But first things first, let’s setup the in-memory option first with a test table. The first thing to consider is to create the in-memory area to store the objects. I only want a single table stored in the in-memory area, so I can very simply look at the size of object:

Disappearing Histograms

In general once you have a histogram on a column you keep it.  However, this is not because DBMS_STATS simply maintains it because it is there, but because it is still appropriate to have it based on the column workload usage.
Since Oracle 10g, the default method for collecting histograms is AUTO, which means that Oracle determines whether to collect a histogram based on data distribution and the workload of the column.
What is less well known (including to me until recently), is that histograms can be removed if there is no column workload to justify them.

This can be an issue when for some reason you have imported statistics on a freshly rebuilt table with no column usage.  I think the first two scenarios are the most likely:

TABLE ACCESS INMEMORY FULL – but there may be more

While preparing to teach a class this week I have had the time to look into the In Memory (cost) option a bit closer. I noticed a few interesting things along the way and would like to share one of these here.

Background

One of the questions I was asking myself was:

“What happens if I scan segments that are within the IM area, and some are not?”

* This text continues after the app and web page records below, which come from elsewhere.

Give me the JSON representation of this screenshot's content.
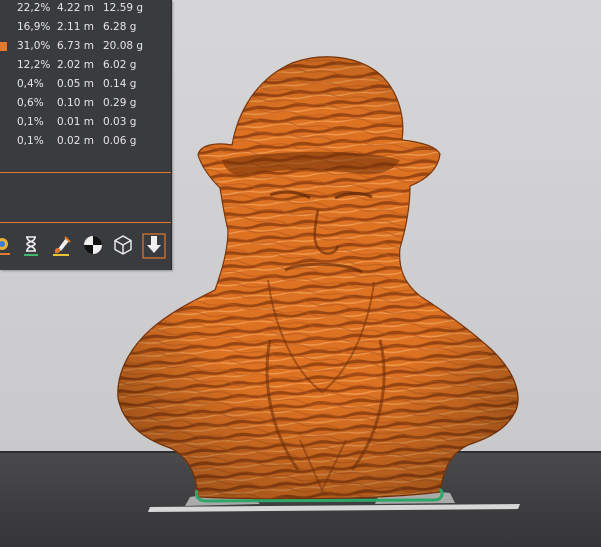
{
  "filament_table": {
    "rows": [
      {
        "percent": "22,2%",
        "length": "4.22 m",
        "weight": "12.59 g",
        "highlighted": false
      },
      {
        "percent": "16,9%",
        "length": "2.11 m",
        "weight": "6.28 g",
        "highlighted": false
      },
      {
        "percent": "31,0%",
        "length": "6.73 m",
        "weight": "20.08 g",
        "highlighted": true
      },
      {
        "percent": "12,2%",
        "length": "2.02 m",
        "weight": "6.02 g",
        "highlighted": false
      },
      {
        "percent": "0,4%",
        "length": "0.05 m",
        "weight": "0.14 g",
        "highlighted": false
      },
      {
        "percent": "0,6%",
        "length": "0.10 m",
        "weight": "0.29 g",
        "highlighted": false
      },
      {
        "percent": "0,1%",
        "length": "0.01 m",
        "weight": "0.03 g",
        "highlighted": false
      },
      {
        "percent": "0,1%",
        "length": "0.02 m",
        "weight": "0.06 g",
        "highlighted": false
      }
    ]
  },
  "toolbar": {
    "icons": [
      "color-print-icon",
      "hourglass-icon",
      "paintbrush-icon",
      "center-of-gravity-icon",
      "cube-wireframe-icon",
      "download-arrow-icon"
    ]
  },
  "colors": {
    "accent": "#e07a2f",
    "panel": "#3a3b3e",
    "model": "#d86d1e",
    "model_dark": "#8a3c0c",
    "bed": "#3e3e40",
    "backdrop": "#d3d3d5"
  }
}
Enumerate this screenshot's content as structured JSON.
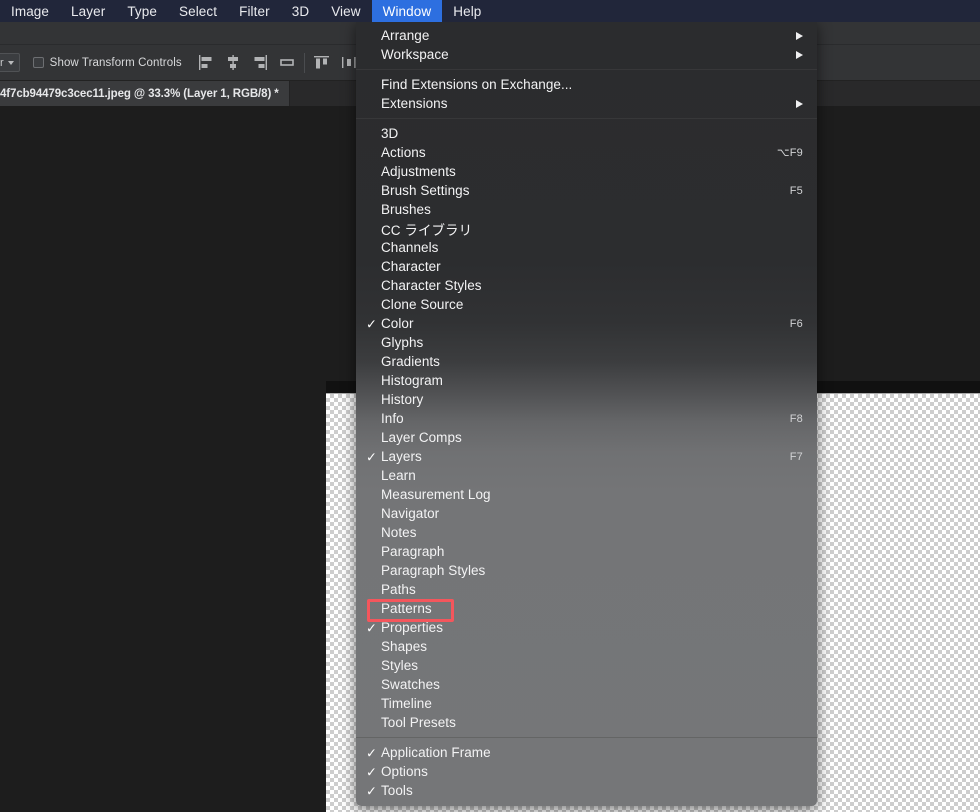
{
  "app": {
    "name": "Adobe Photoshop",
    "accent_blue": "#2d6fe0",
    "menubar_bg": "#21263a",
    "annotation_color": "#f4565c"
  },
  "menubar": {
    "items": [
      {
        "label": "Image",
        "active": false
      },
      {
        "label": "Layer",
        "active": false
      },
      {
        "label": "Type",
        "active": false
      },
      {
        "label": "Select",
        "active": false
      },
      {
        "label": "Filter",
        "active": false
      },
      {
        "label": "3D",
        "active": false
      },
      {
        "label": "View",
        "active": false
      },
      {
        "label": "Window",
        "active": true
      },
      {
        "label": "Help",
        "active": false
      }
    ]
  },
  "options_bar": {
    "tool_preset_value": "r",
    "show_transform_controls_label": "Show Transform Controls",
    "show_transform_controls_checked": false,
    "align_icons": [
      "align-left-edges-icon",
      "align-horizontal-centers-icon",
      "align-right-edges-icon",
      "align-vertical-centers-icon",
      "align-top-edges-icon",
      "distribute-horizontal-icon",
      "distribute-edges-icon"
    ]
  },
  "document_tab": {
    "title": "4f7cb94479c3cec11.jpeg @ 33.3% (Layer 1, RGB/8) *",
    "filename": "4f7cb94479c3cec11.jpeg",
    "zoom": "33.3%",
    "layer": "Layer 1",
    "color_mode": "RGB/8",
    "unsaved_marker": "*"
  },
  "window_menu": {
    "title": "Window",
    "groups": [
      {
        "items": [
          {
            "label": "Arrange",
            "checked": false,
            "shortcut": "",
            "submenu": true
          },
          {
            "label": "Workspace",
            "checked": false,
            "shortcut": "",
            "submenu": true
          }
        ]
      },
      {
        "items": [
          {
            "label": "Find Extensions on Exchange...",
            "checked": false,
            "shortcut": "",
            "submenu": false
          },
          {
            "label": "Extensions",
            "checked": false,
            "shortcut": "",
            "submenu": true
          }
        ]
      },
      {
        "items": [
          {
            "label": "3D",
            "checked": false,
            "shortcut": "",
            "submenu": false
          },
          {
            "label": "Actions",
            "checked": false,
            "shortcut": "⌥F9",
            "submenu": false
          },
          {
            "label": "Adjustments",
            "checked": false,
            "shortcut": "",
            "submenu": false
          },
          {
            "label": "Brush Settings",
            "checked": false,
            "shortcut": "F5",
            "submenu": false
          },
          {
            "label": "Brushes",
            "checked": false,
            "shortcut": "",
            "submenu": false
          },
          {
            "label": "CC ライブラリ",
            "checked": false,
            "shortcut": "",
            "submenu": false
          },
          {
            "label": "Channels",
            "checked": false,
            "shortcut": "",
            "submenu": false
          },
          {
            "label": "Character",
            "checked": false,
            "shortcut": "",
            "submenu": false
          },
          {
            "label": "Character Styles",
            "checked": false,
            "shortcut": "",
            "submenu": false
          },
          {
            "label": "Clone Source",
            "checked": false,
            "shortcut": "",
            "submenu": false
          },
          {
            "label": "Color",
            "checked": true,
            "shortcut": "F6",
            "submenu": false
          },
          {
            "label": "Glyphs",
            "checked": false,
            "shortcut": "",
            "submenu": false
          },
          {
            "label": "Gradients",
            "checked": false,
            "shortcut": "",
            "submenu": false
          },
          {
            "label": "Histogram",
            "checked": false,
            "shortcut": "",
            "submenu": false
          },
          {
            "label": "History",
            "checked": false,
            "shortcut": "",
            "submenu": false
          },
          {
            "label": "Info",
            "checked": false,
            "shortcut": "F8",
            "submenu": false
          },
          {
            "label": "Layer Comps",
            "checked": false,
            "shortcut": "",
            "submenu": false
          },
          {
            "label": "Layers",
            "checked": true,
            "shortcut": "F7",
            "submenu": false
          },
          {
            "label": "Learn",
            "checked": false,
            "shortcut": "",
            "submenu": false
          },
          {
            "label": "Measurement Log",
            "checked": false,
            "shortcut": "",
            "submenu": false
          },
          {
            "label": "Navigator",
            "checked": false,
            "shortcut": "",
            "submenu": false
          },
          {
            "label": "Notes",
            "checked": false,
            "shortcut": "",
            "submenu": false
          },
          {
            "label": "Paragraph",
            "checked": false,
            "shortcut": "",
            "submenu": false
          },
          {
            "label": "Paragraph Styles",
            "checked": false,
            "shortcut": "",
            "submenu": false
          },
          {
            "label": "Paths",
            "checked": false,
            "shortcut": "",
            "submenu": false
          },
          {
            "label": "Patterns",
            "checked": false,
            "shortcut": "",
            "submenu": false,
            "highlighted": true
          },
          {
            "label": "Properties",
            "checked": true,
            "shortcut": "",
            "submenu": false
          },
          {
            "label": "Shapes",
            "checked": false,
            "shortcut": "",
            "submenu": false
          },
          {
            "label": "Styles",
            "checked": false,
            "shortcut": "",
            "submenu": false
          },
          {
            "label": "Swatches",
            "checked": false,
            "shortcut": "",
            "submenu": false
          },
          {
            "label": "Timeline",
            "checked": false,
            "shortcut": "",
            "submenu": false
          },
          {
            "label": "Tool Presets",
            "checked": false,
            "shortcut": "",
            "submenu": false
          }
        ]
      },
      {
        "items": [
          {
            "label": "Application Frame",
            "checked": true,
            "shortcut": "",
            "submenu": false
          },
          {
            "label": "Options",
            "checked": true,
            "shortcut": "",
            "submenu": false
          },
          {
            "label": "Tools",
            "checked": true,
            "shortcut": "",
            "submenu": false
          }
        ]
      }
    ]
  },
  "annotation": {
    "target": "Patterns",
    "shape": "rectangle",
    "color": "#f4565c"
  }
}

I was primarily thinking of joins in a DWH environment, but in order to keep the test case simple enough and reproducible I decided to go with a partitioned table where the current partition is assigned to the IMCS, and the rest is not. For this test I’m relying on the Swingbench SH schema. All of this runs on my laptop in a VM so I had to be selective when it comes to indexes. I also chose to NOT partition the tables at this stage, I wanted to chose my own partitioning scheme. For reference, here is the command that created the SH schema: